Scan the data below. Pull out each line where "heading" occurs.

━━━

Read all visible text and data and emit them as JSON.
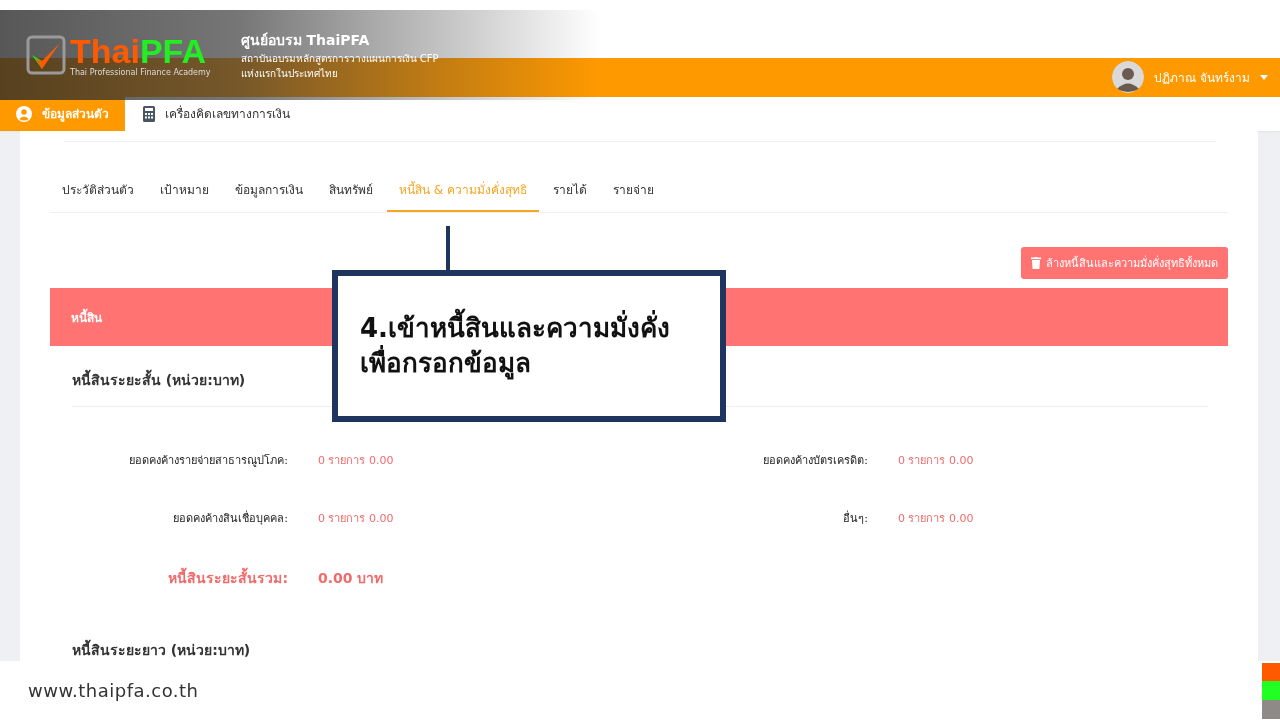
{
  "brand": {
    "logo_part_1": "Thai",
    "logo_part_2": "PFA",
    "logo_subtitle": "Thai Professional Finance Academy",
    "title": "ศูนย์อบรม ThaiPFA",
    "subtitle_lines": [
      "สถาบันอบรมหลักสูตรการวางแผนการเงิน CFP",
      "แห่งแรกในประเทศไทย"
    ]
  },
  "user": {
    "name": "ปฏิภาณ จันทร์งาม"
  },
  "nav": [
    {
      "label": "ข้อมูลส่วนตัว",
      "selected": true,
      "kind": "person"
    },
    {
      "label": "เครื่องคิดเลขทางการเงิน",
      "selected": false,
      "kind": "calculator"
    }
  ],
  "tabs": [
    {
      "label": "ประวัติส่วนตัว",
      "selected": false
    },
    {
      "label": "เป้าหมาย",
      "selected": false
    },
    {
      "label": "ข้อมูลการเงิน",
      "selected": false
    },
    {
      "label": "สินทรัพย์",
      "selected": false
    },
    {
      "label": "หนี้สิน & ความมั่งคั่งสุทธิ",
      "selected": true
    },
    {
      "label": "รายได้",
      "selected": false
    },
    {
      "label": "รายจ่าย",
      "selected": false
    }
  ],
  "clear_button": "ล้างหนี้สินและความมั่งคั่งสุทธิทั้งหมด",
  "section": {
    "title": "หนี้สิน",
    "short_term": {
      "heading": "หนี้สินระยะสั้น (หน่วย:บาท)",
      "fields": [
        {
          "label": "ยอดคงค้างรายจ่ายสาธารณูปโภค:",
          "value": "0 รายการ 0.00"
        },
        {
          "label": "ยอดคงค้างบัตรเครดิต:",
          "value": "0 รายการ 0.00"
        },
        {
          "label": "ยอดคงค้างสินเชื่อบุคคล:",
          "value": "0 รายการ 0.00"
        },
        {
          "label": "อื่นๆ:",
          "value": "0 รายการ 0.00"
        }
      ],
      "total_label": "หนี้สินระยะสั้นรวม:",
      "total_value": "0.00 บาท"
    },
    "long_term": {
      "heading": "หนี้สินระยะยาว (หน่วย:บาท)"
    }
  },
  "callout": {
    "lines": [
      "4.เข้าหนี้สินและความมั่งคั่ง",
      "เพื่อกรอกข้อมูล"
    ]
  },
  "footer": {
    "url": "www.thaipfa.co.th"
  }
}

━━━

● EXPECTED OUTPUT:
      "heading": "หนี้สินระยะสั้น (หน่วย:บาท)",
      "heading": "หนี้สินระยะยาว (หน่วย:บาท)"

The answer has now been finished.